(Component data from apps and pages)
== Segment start ==

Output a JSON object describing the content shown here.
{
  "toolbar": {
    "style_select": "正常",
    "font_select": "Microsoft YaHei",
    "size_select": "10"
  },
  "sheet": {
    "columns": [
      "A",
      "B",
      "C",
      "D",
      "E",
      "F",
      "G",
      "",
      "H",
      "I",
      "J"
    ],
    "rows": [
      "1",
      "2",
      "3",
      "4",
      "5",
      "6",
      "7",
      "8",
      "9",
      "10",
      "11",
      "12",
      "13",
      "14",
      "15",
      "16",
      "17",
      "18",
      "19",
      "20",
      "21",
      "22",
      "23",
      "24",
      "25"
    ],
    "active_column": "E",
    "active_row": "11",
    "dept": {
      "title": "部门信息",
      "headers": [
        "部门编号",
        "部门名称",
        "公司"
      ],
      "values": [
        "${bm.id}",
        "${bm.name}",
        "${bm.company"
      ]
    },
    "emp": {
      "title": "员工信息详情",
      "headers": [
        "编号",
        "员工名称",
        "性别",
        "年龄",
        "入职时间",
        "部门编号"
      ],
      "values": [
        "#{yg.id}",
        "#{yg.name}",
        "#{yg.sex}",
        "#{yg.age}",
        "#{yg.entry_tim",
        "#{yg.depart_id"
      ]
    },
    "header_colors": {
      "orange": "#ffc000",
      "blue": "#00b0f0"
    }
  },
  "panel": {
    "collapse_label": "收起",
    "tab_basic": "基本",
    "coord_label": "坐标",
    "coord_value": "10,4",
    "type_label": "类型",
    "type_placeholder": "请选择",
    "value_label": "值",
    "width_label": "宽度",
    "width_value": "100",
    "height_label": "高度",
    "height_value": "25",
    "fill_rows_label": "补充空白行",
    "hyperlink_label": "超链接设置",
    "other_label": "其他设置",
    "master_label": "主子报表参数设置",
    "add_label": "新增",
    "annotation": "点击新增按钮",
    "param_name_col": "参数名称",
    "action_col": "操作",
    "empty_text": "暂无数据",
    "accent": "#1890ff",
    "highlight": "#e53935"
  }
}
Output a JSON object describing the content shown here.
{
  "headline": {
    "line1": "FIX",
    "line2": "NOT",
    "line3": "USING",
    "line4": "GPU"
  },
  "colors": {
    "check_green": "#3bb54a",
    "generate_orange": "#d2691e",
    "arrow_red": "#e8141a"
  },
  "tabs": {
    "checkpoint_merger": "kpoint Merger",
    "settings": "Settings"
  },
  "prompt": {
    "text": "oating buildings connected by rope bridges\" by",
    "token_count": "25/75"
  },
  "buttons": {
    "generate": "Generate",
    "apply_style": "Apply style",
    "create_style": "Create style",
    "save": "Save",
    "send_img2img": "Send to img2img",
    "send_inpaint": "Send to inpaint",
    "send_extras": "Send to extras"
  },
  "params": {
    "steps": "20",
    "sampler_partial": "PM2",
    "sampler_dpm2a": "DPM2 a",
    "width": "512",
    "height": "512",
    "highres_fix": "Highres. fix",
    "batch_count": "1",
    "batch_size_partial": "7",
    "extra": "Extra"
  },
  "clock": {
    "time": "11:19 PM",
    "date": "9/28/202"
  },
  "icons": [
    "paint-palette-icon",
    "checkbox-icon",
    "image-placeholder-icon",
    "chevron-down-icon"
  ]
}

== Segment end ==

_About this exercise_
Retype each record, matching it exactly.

_Answer box_
Output a JSON object describing the content shown here.
{
  "toolbar": {
    "style_select": "正常",
    "font_select": "Microsoft YaHei",
    "size_select": "10"
  },
  "sheet": {
    "columns": [
      "A",
      "B",
      "C",
      "D",
      "E",
      "F",
      "G",
      "",
      "H",
      "I",
      "J"
    ],
    "rows": [
      "1",
      "2",
      "3",
      "4",
      "5",
      "6",
      "7",
      "8",
      "9",
      "10",
      "11",
      "12",
      "13",
      "14",
      "15",
      "16",
      "17",
      "18",
      "19",
      "20",
      "21",
      "22",
      "23",
      "24",
      "25"
    ],
    "active_column": "E",
    "active_row": "11",
    "dept": {
      "title": "部门信息",
      "headers": [
        "部门编号",
        "部门名称",
        "公司"
      ],
      "values": [
        "${bm.id}",
        "${bm.name}",
        "${bm.company"
      ]
    },
    "emp": {
      "title": "员工信息详情",
      "headers": [
        "编号",
        "员工名称",
        "性别",
        "年龄",
        "入职时间",
        "部门编号"
      ],
      "values": [
        "#{yg.id}",
        "#{yg.name}",
        "#{yg.sex}",
        "#{yg.age}",
        "#{yg.entry_tim",
        "#{yg.depart_id"
      ]
    },
    "header_colors": {
      "orange": "#ffc000",
      "blue": "#00b0f0"
    }
  },
  "panel": {
    "collapse_label": "收起",
    "tab_basic": "基本",
    "coord_label": "坐标",
    "coord_value": "10,4",
    "type_label": "类型",
    "type_placeholder": "请选择",
    "value_label": "值",
    "width_label": "宽度",
    "width_value": "100",
    "height_label": "高度",
    "height_value": "25",
    "fill_rows_label": "补充空白行",
    "hyperlink_label": "超链接设置",
    "other_label": "其他设置",
    "master_label": "主子报表参数设置",
    "add_label": "新增",
    "annotation": "点击新增按钮",
    "param_name_col": "参数名称",
    "action_col": "操作",
    "empty_text": "暂无数据",
    "accent": "#1890ff",
    "highlight": "#e53935"
  }
}
Output a JSON object describing the content shown here.
{
  "headline": {
    "line1": "FIX",
    "line2": "NOT",
    "line3": "USING",
    "line4": "GPU"
  },
  "colors": {
    "check_green": "#3bb54a",
    "generate_orange": "#d2691e",
    "arrow_red": "#e8141a"
  },
  "tabs": {
    "checkpoint_merger": "kpoint Merger",
    "settings": "Settings"
  },
  "prompt": {
    "text": "oating buildings connected by rope bridges\" by",
    "token_count": "25/75"
  },
  "buttons": {
    "generate": "Generate",
    "apply_style": "Apply style",
    "create_style": "Create style",
    "save": "Save",
    "send_img2img": "Send to img2img",
    "send_inpaint": "Send to inpaint",
    "send_extras": "Send to extras"
  },
  "params": {
    "steps": "20",
    "sampler_partial": "PM2",
    "sampler_dpm2a": "DPM2 a",
    "width": "512",
    "height": "512",
    "highres_fix": "Highres. fix",
    "batch_count": "1",
    "batch_size_partial": "7",
    "extra": "Extra"
  },
  "clock": {
    "time": "11:19 PM",
    "date": "9/28/202"
  },
  "icons": [
    "paint-palette-icon",
    "checkbox-icon",
    "image-placeholder-icon",
    "chevron-down-icon"
  ]
}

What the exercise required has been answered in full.